He joined the  British Expeditionary Force in France and reported to the Base Depot on the 14th August 1918. The dates in the records become very confused and confusing at this point. He was transferred to the 13th Bn of the RWF on the 26th August 1918 and yet on another paper was reported dead on the 23rd August 1918.

There is correspondence in the Records between David’s mother and the army. These concerned the receipt of his possessions,  medals, a commemorative plaque and scroll and  a scroll and message from the King. Mary completed an Army relatives Form naming herself and her daughter Minnie.

Conversations about this soldier took place on The Great War Forum. The following account of what was happening to the 13th Bn at the time was sent to me by Ken – for which I am very grateful.

In ‘The War the Infantry Knew” J.C. Dunn who was serving in the 2nd Bn RWF (115th Brigade 38th (Welsh) Division) describes the period from the 15th August 1918 as a ‘tremendously busy time’.  Winton joined 13th Bn (113th Brigade 38th (Welsh) Division) around this time.  From the 15th the Division was preparing for a major action, on the 22nd the 113th Brigade was crossing the River Ancre near Albert and a period of intense fighting continued until September 5th when the 38th Division was relieved by the 21st.

On the 1st September the Division took Morval where Winton is buried, and according to the CWGC cemetery notes all the casualties interred there date from the 26th August to the 6th September.  From the 23rd August to the 6th September (actually the 4th) the 13th Bn suffered 114 dead with 24 on on the 23rd. Only 8 of the casualties in the cemetery are RWF and all bar one were from the 13th Bn.  While his death certificate may be the document of record I’m not sure the CWGC Roll of Honour can be reconciled with the record.

There was heavy fighting on both dates, Dunn himself was wounded on the 1st September and interestingly he comments on two officers who were attached from a Lancashire Regiment who became casualties that day noting, “they were such recent arrivals their particulars had not been taken by the Company”.  Many of the casualties from the Division during this period have no known grave and are recorded on the Vis-en-Artois Memorial, at least Pte Winton’s family had that comfort though his time at the Front was so short. 

Many thanks to Ken and to others on the forum for their help in understanding this story.

Imperial War Museum – Memorials Project –

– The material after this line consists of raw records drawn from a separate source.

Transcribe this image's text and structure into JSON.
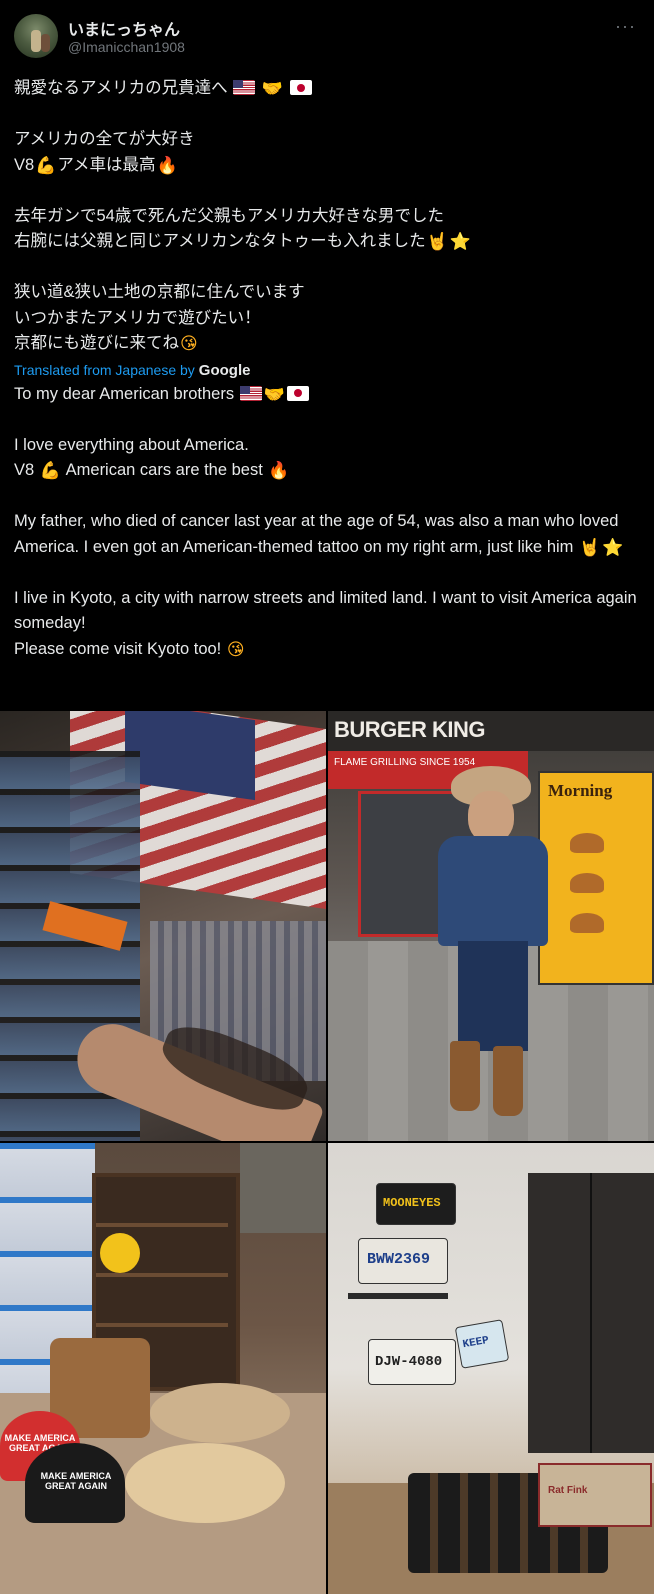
{
  "post": {
    "display_name": "いまにっちゃん",
    "handle": "@Imanicchan1908",
    "more_label": "···"
  },
  "original_text": {
    "l1": "親愛なるアメリカの兄貴達へ",
    "l2": "アメリカの全てが大好き",
    "l3a": "V8",
    "l3b": "アメ車は最高",
    "l4": "去年ガンで54歳で死んだ父親もアメリカ大好きな男でした",
    "l5": "右腕には父親と同じアメリカンなタトゥーも入れました",
    "l6": "狭い道&狭い土地の京都に住んでいます",
    "l7": "いつかまたアメリカで遊びたい！",
    "l8": "京都にも遊びに来てね"
  },
  "translation": {
    "label": "Translated from Japanese by",
    "provider": "Google",
    "l1": "To my dear American brothers",
    "l2": "I love everything about America.",
    "l3a": "V8",
    "l3b": "American cars are the best",
    "l4": "My father, who died of cancer last year at the age of 54, was also a man who loved America. I even got an American-themed tattoo on my right arm, just like him",
    "l5": "I live in Kyoto, a city with narrow streets and limited land. I want to visit America again someday!",
    "l6": "Please come visit Kyoto too!"
  },
  "emoji": {
    "flag_us": "flag-us-icon",
    "handshake": "🤝",
    "flag_jp": "flag-jp-icon",
    "muscle": "💪",
    "fire": "🔥",
    "rock": "🤘",
    "star": "⭐",
    "kiss": "😘"
  },
  "photos": {
    "p2_sign": "BURGER KING",
    "p2_banner": "FLAME GRILLING SINCE 1954",
    "p2_poster_title": "Morning",
    "p3_cap_red": "MAKE AMERICA GREAT AGAIN",
    "p3_cap_black": "MAKE AMERICA GREAT AGAIN",
    "p4_plate_mooneyes": "MOONEYES",
    "p4_plate_calif": "BWW2369",
    "p4_plate_texas": "DJW-4080",
    "p4_plate_small": "KEEP",
    "p4_mat_text": "Rat Fink"
  },
  "colors": {
    "background": "#000000",
    "text": "#e7e9ea",
    "muted": "#71767b",
    "link": "#1d9bf0"
  }
}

Description – Addition to gravestone. – Inscription

In memory of/ my beloved son Pte DAVID WINTON/ died of wounds in Merval, France/ Sep 10 1918, aged 23 years/ O Lord let thy perpetual light/ shine upon him.

This is another twist to the date of David’s death, the inscription on the family grave.

Learn more about the other soldiers on the Hawarden Memorial

Back to top